REQUIRED WORK:
Look through the lines below for the word "anime", and copy every line that has it.

[Website and app data records]
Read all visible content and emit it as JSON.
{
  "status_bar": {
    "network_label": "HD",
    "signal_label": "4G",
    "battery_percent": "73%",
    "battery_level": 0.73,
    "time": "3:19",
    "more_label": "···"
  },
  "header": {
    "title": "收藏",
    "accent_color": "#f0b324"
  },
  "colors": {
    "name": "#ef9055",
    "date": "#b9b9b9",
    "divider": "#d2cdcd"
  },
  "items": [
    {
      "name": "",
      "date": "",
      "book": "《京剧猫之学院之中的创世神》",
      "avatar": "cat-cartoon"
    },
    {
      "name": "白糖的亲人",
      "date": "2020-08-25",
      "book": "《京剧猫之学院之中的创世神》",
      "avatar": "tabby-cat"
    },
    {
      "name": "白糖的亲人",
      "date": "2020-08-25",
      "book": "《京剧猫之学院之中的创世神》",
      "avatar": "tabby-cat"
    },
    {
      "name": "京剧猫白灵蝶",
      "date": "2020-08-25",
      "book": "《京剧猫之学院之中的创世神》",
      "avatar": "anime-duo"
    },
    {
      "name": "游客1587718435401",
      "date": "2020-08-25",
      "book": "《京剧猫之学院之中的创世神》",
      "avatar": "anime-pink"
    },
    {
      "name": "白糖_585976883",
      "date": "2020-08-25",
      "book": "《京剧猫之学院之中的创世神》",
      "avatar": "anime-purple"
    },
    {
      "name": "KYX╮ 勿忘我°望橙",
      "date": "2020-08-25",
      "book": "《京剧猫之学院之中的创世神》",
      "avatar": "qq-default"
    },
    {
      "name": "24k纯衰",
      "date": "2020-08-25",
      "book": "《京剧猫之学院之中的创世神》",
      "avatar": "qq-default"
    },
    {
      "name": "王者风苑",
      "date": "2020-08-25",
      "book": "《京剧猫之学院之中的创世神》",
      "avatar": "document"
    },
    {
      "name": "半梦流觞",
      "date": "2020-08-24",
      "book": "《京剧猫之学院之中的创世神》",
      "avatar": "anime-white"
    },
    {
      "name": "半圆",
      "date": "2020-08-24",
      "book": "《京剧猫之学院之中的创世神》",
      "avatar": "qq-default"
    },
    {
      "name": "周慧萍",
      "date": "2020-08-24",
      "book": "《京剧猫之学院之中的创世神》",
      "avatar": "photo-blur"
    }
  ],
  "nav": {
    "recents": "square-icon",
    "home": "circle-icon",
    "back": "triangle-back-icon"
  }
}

ANSWER BELOW:
      "avatar": "anime-duo"
      "avatar": "anime-pink"
      "avatar": "anime-purple"
      "avatar": "anime-white"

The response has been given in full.